For many Gen–X women, middle age might be exhausting. Dealing with anxiety is not easy and these uncertain times can only breed more looming thoughts. Many things can cause it; ranging from underlying health problems to financial concerns. In women, in particular, even the fluctuating hormones of menopause and perimenopause can change the chemistry in their brain and bring on anxiety and panic attacks. Top this off with simultaneous stressors like the raising of children, while at the same time trying to hold down jobs and care for elderly parents and stress rises even higher.
According to Dr Judson Brewer, psychiatrist and neuroscientist at Brown University, author of the book “Unwinding Anxiety: New Science Shows How to Break the Cycles of Worry and Fear to Heal Your Mind”, the path to less stress begins by reframing anxiety as a habit or addiction.
Like other addictive behaviours, anxiety comes with familiar unhealthy patterns, such as stress-eating, procrastinating, and scrolling social media for hours – he says-. The whole point is that tips alone won’t help those of us who struggle with anxiety. Anxiety exists inside the habits that make up our everyday lives, and habits are sticky.
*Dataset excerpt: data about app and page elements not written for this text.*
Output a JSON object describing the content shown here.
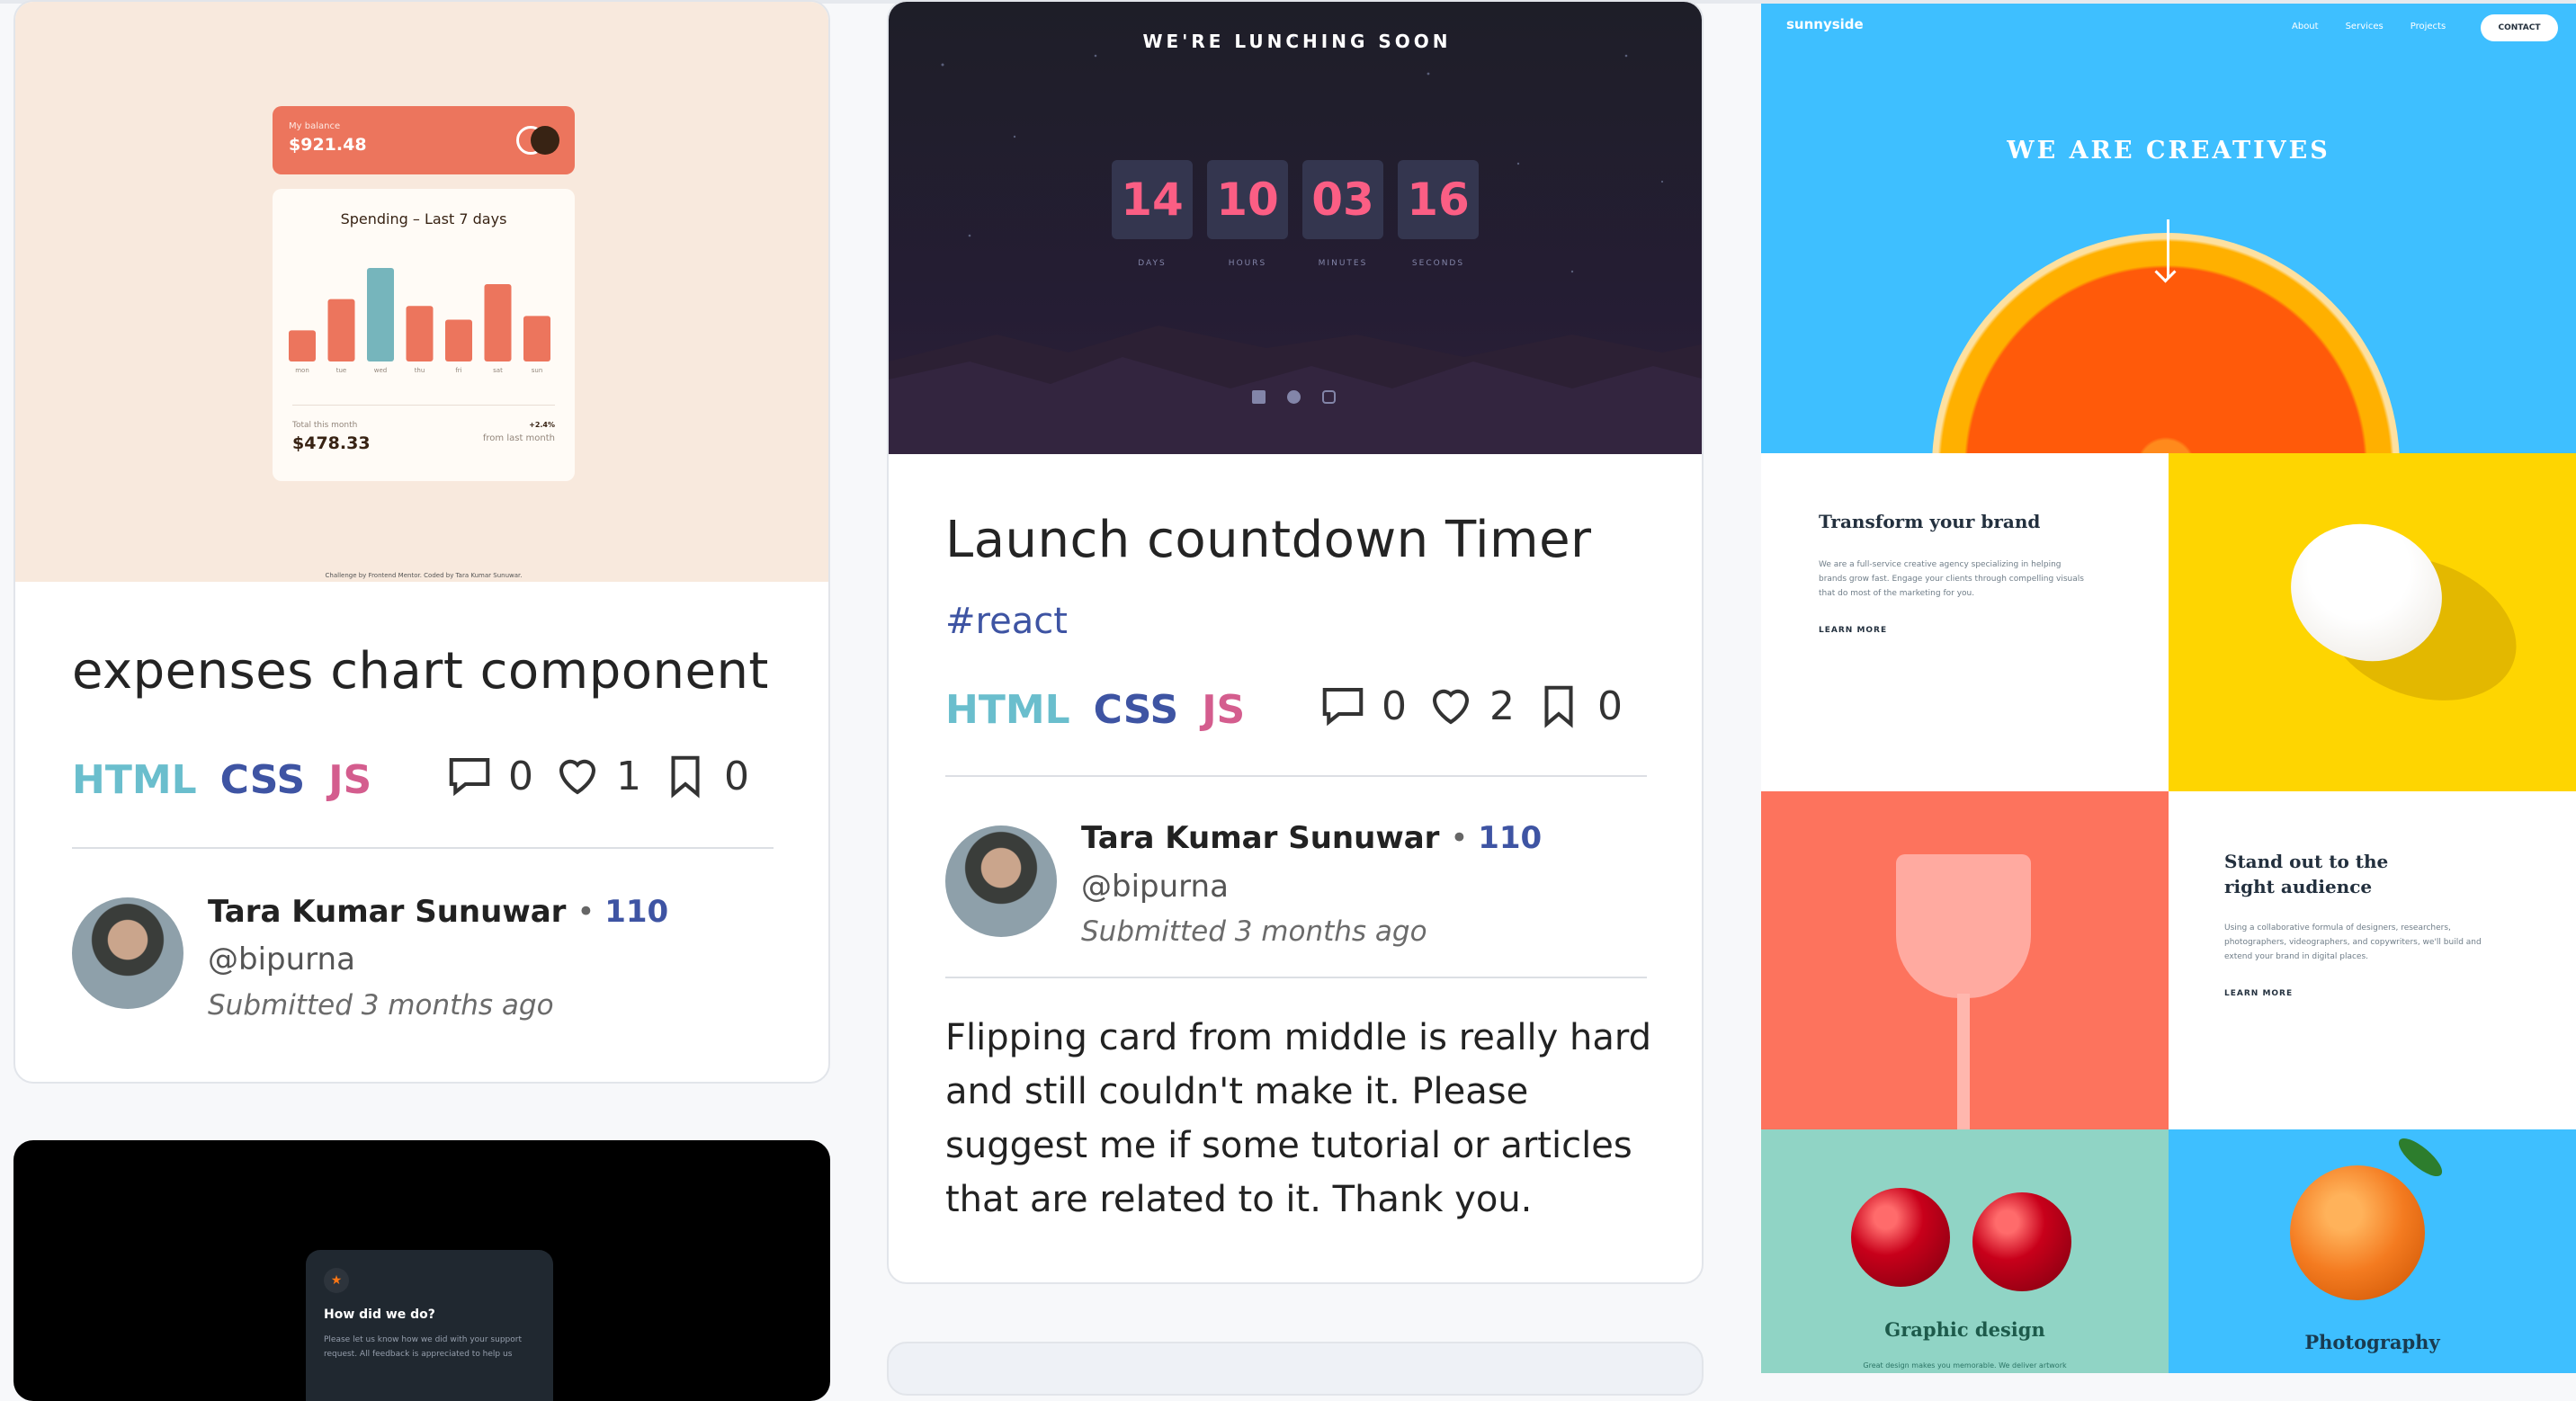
{
  "cards": [
    {
      "title": "expenses chart component",
      "tags": [
        "HTML",
        "CSS",
        "JS"
      ],
      "stats": {
        "comments": "0",
        "likes": "1",
        "bookmarks": "0"
      },
      "author": {
        "name": "Tara Kumar Sunuwar",
        "score": "110",
        "handle": "@bipurna",
        "submitted": "Submitted 3 months ago"
      },
      "preview": {
        "balance_label": "My balance",
        "balance_value": "$921.48",
        "chart_heading": "Spending – Last 7 days",
        "chart_data": {
          "type": "bar",
          "categories": [
            "mon",
            "tue",
            "wed",
            "thu",
            "fri",
            "sat",
            "sun"
          ],
          "values": [
            17.45,
            34.91,
            52.36,
            31.07,
            23.39,
            43.28,
            25.48
          ],
          "highlight_index": 2,
          "colors": {
            "bar": "#ec755d",
            "highlight": "#76b5bc"
          }
        },
        "total_label": "Total this month",
        "total_value": "$478.33",
        "change_value": "+2.4%",
        "change_label": "from last month",
        "footer": "Challenge by Frontend Mentor. Coded by Tara Kumar Sunuwar."
      }
    },
    {
      "title": "Launch countdown Timer",
      "hashtag": "#react",
      "tags": [
        "HTML",
        "CSS",
        "JS"
      ],
      "stats": {
        "comments": "0",
        "likes": "2",
        "bookmarks": "0"
      },
      "author": {
        "name": "Tara Kumar Sunuwar",
        "score": "110",
        "handle": "@bipurna",
        "submitted": "Submitted 3 months ago"
      },
      "description": "Flipping card from middle is really hard and still couldn't make it. Please suggest me if some tutorial or articles that are related to it. Thank you.",
      "preview": {
        "heading": "WE'RE LUNCHING SOON",
        "timer": [
          {
            "value": "14",
            "label": "DAYS"
          },
          {
            "value": "10",
            "label": "HOURS"
          },
          {
            "value": "03",
            "label": "MINUTES"
          },
          {
            "value": "16",
            "label": "SECONDS"
          }
        ],
        "social_icons": [
          "facebook-icon",
          "pinterest-icon",
          "instagram-icon"
        ]
      }
    },
    {
      "preview": {
        "logo": "sunnyside",
        "nav": [
          "About",
          "Services",
          "Projects"
        ],
        "contact": "CONTACT",
        "hero": "WE ARE CREATIVES",
        "block1_title": "Transform your brand",
        "block1_text": "We are a full-service creative agency specializing in helping brands grow fast. Engage your clients through compelling visuals that do most of the marketing for you.",
        "block1_link": "LEARN MORE",
        "block2_title": "Stand out to the right audience",
        "block2_text": "Using a collaborative formula of designers, researchers, photographers, videographers, and copywriters, we'll build and extend your brand in digital places.",
        "block2_link": "LEARN MORE",
        "tile1_title": "Graphic design",
        "tile1_text": "Great design makes you memorable. We deliver artwork",
        "tile2_title": "Photography"
      }
    },
    {
      "preview": {
        "heading": "How did we do?",
        "text": "Please let us know how we did with your support request. All feedback is appreciated to help us"
      }
    }
  ]
}
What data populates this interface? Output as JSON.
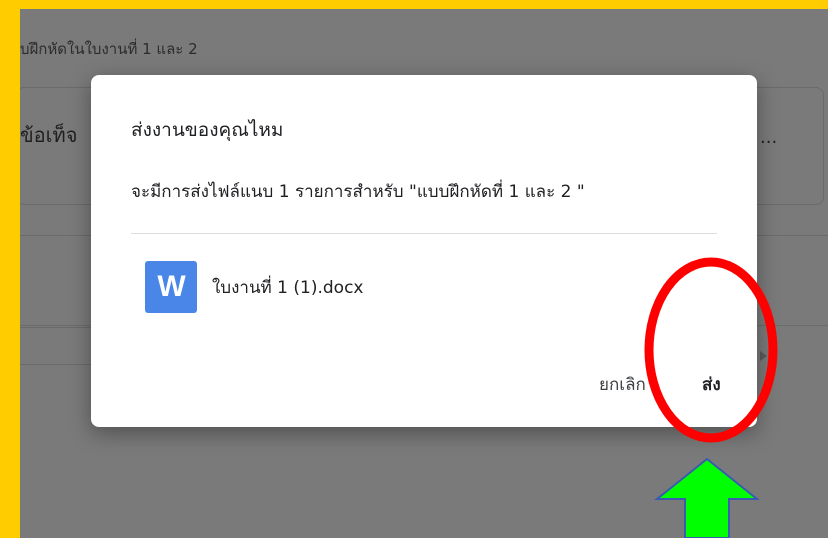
{
  "background": {
    "assignment_text": "บฝึกหัดในใบงานที่ 1 และ 2",
    "card_title": "ข้อเท็จ",
    "card_ellipsis": "..."
  },
  "dialog": {
    "title": "ส่งงานของคุณไหม",
    "message": "จะมีการส่งไฟล์แนบ 1 รายการสำหรับ \"แบบฝึกหัดที่ 1 และ 2 \"",
    "attachment": {
      "icon_letter": "W",
      "file_name": "ใบงานที่ 1 (1).docx"
    },
    "cancel_label": "ยกเลิก",
    "submit_label": "ส่ง"
  },
  "colors": {
    "frame_border": "#ffcc00",
    "overlay": "#7a7a7a",
    "word_icon": "#4a86e8",
    "annotation_circle": "#ff0000",
    "annotation_arrow": "#00ff00"
  },
  "icons": {
    "attachment": "word-doc-icon",
    "annotation_arrow": "up-arrow-icon"
  }
}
Basically, those thoughts won’t go away just because we tell ourselves to breathe: as crazy as it sounds when talking about anxiety, our brain is attracted to these habits because they create some sense of reward. So, what can we do?
Anxiety actually can be categorized as a habit – says Brewer whose TED talk on breaking bad habits has been viewed more than 10 million times-. After all, you might not even realize you’re spiralling toward anxious thoughts until they’re already taking up space in your brain. And breaking a bad habit takes awareness. The key here is really starting to map out our habit patterns in other words gathering these thoughts, step by step.
Like nearly one-third of adults, Brewer has fought his own anxiety. He says the cause is generally simple: Fear + Uncertainty = Anxiety. “It can’t be willed away, and beating yourself up isn’t the answer“, he explains in his book. Instead, he suggests getting into “the growth zone” — the habit of “being present, allowing yourself to simply be human“.
His program “Unwinding Anxiety” has turned into a practical app that offers a three-step process to help you reduce your fear.
- First, users learn about the habit loop surrounding worry. “Negative emotions like fear or anxiety can trigger somebody to worry, and that mental behaviour gets stuck in these anxiety habit loops,” Brewer says. Users of the app can map out their habit loops and identify these behaviours.
- Second, “they hack their reward value system“,” increasing their awareness of the satisfaction gained from behaviours. By doing so, people can see whether their actions are helpful or not.
- Lastly, “the app brings in mindfulness practices so that users’ old, negative behaviour is replaced with curiosity and kindness”.
According to Dr Brewer: “full-blown panic attacks are like trying to surf a huge wave that we have no business surfing. So here I say, if somebody has a panic attack, just let it rip, let it go, and try not to do anything about it right at that moment. But afterwards, we can ask ourselves what happened – he explains-. We can start to work with smaller moments of panic. What I had started training myself to do, and this was 10 years before I had my first big panic attack, was to simply note thoughts, emotions, and body sensations when they came up“.
The good thing about this approach is that moments of anxiety become an opportunity to learn about yourself, not something to be afraid of, and not a failure in your quest.